START Data extract
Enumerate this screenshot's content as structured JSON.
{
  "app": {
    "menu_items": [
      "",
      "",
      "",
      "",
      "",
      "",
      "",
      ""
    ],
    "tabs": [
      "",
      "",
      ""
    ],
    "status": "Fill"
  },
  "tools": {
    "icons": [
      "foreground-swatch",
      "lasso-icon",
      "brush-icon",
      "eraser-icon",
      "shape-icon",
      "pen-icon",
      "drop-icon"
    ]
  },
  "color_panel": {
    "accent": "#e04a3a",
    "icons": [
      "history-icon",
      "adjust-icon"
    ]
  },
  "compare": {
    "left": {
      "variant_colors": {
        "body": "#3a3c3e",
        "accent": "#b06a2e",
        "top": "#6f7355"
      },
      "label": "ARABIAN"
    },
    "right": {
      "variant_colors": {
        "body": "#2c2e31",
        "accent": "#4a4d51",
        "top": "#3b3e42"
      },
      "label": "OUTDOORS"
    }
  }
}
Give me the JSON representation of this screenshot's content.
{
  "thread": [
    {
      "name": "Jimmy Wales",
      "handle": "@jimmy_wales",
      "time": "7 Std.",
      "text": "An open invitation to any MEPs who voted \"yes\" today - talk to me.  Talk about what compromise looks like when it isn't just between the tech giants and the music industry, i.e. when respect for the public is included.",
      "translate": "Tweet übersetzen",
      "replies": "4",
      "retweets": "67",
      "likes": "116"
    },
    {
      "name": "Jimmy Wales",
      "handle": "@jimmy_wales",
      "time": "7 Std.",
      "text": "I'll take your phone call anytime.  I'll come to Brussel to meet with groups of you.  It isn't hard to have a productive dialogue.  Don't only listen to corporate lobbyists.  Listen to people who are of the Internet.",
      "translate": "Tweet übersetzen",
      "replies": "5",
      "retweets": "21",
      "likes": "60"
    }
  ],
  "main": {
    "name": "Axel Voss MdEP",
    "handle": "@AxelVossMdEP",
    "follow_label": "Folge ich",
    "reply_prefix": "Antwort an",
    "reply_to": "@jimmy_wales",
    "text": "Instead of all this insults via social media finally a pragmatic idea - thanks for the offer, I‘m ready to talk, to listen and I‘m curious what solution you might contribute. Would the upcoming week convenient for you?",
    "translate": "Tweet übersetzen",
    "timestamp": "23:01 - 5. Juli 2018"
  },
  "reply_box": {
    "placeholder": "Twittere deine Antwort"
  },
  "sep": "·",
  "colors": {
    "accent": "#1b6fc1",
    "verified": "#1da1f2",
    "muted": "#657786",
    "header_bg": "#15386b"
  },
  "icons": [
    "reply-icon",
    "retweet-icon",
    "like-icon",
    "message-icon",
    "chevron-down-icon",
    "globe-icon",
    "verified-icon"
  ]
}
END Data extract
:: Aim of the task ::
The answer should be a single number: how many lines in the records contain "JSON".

:: Your response ::
2